▶ _Work required_:
Repeat the data. Keep each line identical.

▶ _Data for analysis_:
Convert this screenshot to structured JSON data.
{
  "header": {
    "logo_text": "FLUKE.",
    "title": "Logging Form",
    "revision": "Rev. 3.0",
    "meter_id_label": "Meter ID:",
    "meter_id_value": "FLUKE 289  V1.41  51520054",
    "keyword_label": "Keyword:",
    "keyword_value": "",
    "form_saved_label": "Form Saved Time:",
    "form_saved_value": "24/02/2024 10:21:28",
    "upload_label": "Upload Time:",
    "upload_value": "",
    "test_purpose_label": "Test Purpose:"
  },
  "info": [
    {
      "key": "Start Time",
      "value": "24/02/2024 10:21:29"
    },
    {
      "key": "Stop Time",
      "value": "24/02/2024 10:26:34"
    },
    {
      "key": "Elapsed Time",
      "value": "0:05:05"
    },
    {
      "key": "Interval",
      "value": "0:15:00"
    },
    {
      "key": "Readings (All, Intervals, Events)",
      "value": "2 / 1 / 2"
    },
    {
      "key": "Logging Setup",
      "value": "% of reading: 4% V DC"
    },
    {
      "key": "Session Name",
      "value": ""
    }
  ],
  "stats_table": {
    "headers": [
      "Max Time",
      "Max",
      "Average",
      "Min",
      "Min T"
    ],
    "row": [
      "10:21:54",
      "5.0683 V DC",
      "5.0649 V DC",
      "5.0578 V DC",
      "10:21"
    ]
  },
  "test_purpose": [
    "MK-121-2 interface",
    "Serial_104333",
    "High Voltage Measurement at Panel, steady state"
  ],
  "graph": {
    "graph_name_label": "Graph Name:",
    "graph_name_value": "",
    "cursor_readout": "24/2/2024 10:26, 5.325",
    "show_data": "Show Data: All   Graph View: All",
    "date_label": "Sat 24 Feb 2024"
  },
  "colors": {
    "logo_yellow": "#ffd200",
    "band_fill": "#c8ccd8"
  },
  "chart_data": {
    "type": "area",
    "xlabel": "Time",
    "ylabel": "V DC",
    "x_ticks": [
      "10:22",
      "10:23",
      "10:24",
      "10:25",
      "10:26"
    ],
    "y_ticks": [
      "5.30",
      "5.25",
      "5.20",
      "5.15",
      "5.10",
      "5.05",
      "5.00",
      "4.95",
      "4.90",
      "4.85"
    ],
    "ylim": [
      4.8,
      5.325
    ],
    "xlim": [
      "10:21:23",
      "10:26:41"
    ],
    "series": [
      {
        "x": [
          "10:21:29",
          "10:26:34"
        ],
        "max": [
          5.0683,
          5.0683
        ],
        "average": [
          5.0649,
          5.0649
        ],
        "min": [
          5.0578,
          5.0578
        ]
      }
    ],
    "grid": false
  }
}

▶ _Response area_:
Convert this screenshot to structured JSON data.
{
  "header": {
    "logo_text": "FLUKE.",
    "title": "Logging Form",
    "revision": "Rev. 3.0",
    "meter_id_label": "Meter ID:",
    "meter_id_value": "FLUKE 289  V1.41  51520054",
    "keyword_label": "Keyword:",
    "keyword_value": "",
    "form_saved_label": "Form Saved Time:",
    "form_saved_value": "24/02/2024 10:21:28",
    "upload_label": "Upload Time:",
    "upload_value": "",
    "test_purpose_label": "Test Purpose:"
  },
  "info": [
    {
      "key": "Start Time",
      "value": "24/02/2024 10:21:29"
    },
    {
      "key": "Stop Time",
      "value": "24/02/2024 10:26:34"
    },
    {
      "key": "Elapsed Time",
      "value": "0:05:05"
    },
    {
      "key": "Interval",
      "value": "0:15:00"
    },
    {
      "key": "Readings (All, Intervals, Events)",
      "value": "2 / 1 / 2"
    },
    {
      "key": "Logging Setup",
      "value": "% of reading: 4% V DC"
    },
    {
      "key": "Session Name",
      "value": ""
    }
  ],
  "stats_table": {
    "headers": [
      "Max Time",
      "Max",
      "Average",
      "Min",
      "Min T"
    ],
    "row": [
      "10:21:54",
      "5.0683 V DC",
      "5.0649 V DC",
      "5.0578 V DC",
      "10:21"
    ]
  },
  "test_purpose": [
    "MK-121-2 interface",
    "Serial_104333",
    "High Voltage Measurement at Panel, steady state"
  ],
  "graph": {
    "graph_name_label": "Graph Name:",
    "graph_name_value": "",
    "cursor_readout": "24/2/2024 10:26, 5.325",
    "show_data": "Show Data: All   Graph View: All",
    "date_label": "Sat 24 Feb 2024"
  },
  "colors": {
    "logo_yellow": "#ffd200",
    "band_fill": "#c8ccd8"
  },
  "chart_data": {
    "type": "area",
    "xlabel": "Time",
    "ylabel": "V DC",
    "x_ticks": [
      "10:22",
      "10:23",
      "10:24",
      "10:25",
      "10:26"
    ],
    "y_ticks": [
      "5.30",
      "5.25",
      "5.20",
      "5.15",
      "5.10",
      "5.05",
      "5.00",
      "4.95",
      "4.90",
      "4.85"
    ],
    "ylim": [
      4.8,
      5.325
    ],
    "xlim": [
      "10:21:23",
      "10:26:41"
    ],
    "series": [
      {
        "x": [
          "10:21:29",
          "10:26:34"
        ],
        "max": [
          5.0683,
          5.0683
        ],
        "average": [
          5.0649,
          5.0649
        ],
        "min": [
          5.0578,
          5.0578
        ]
      }
    ],
    "grid": false
  }
}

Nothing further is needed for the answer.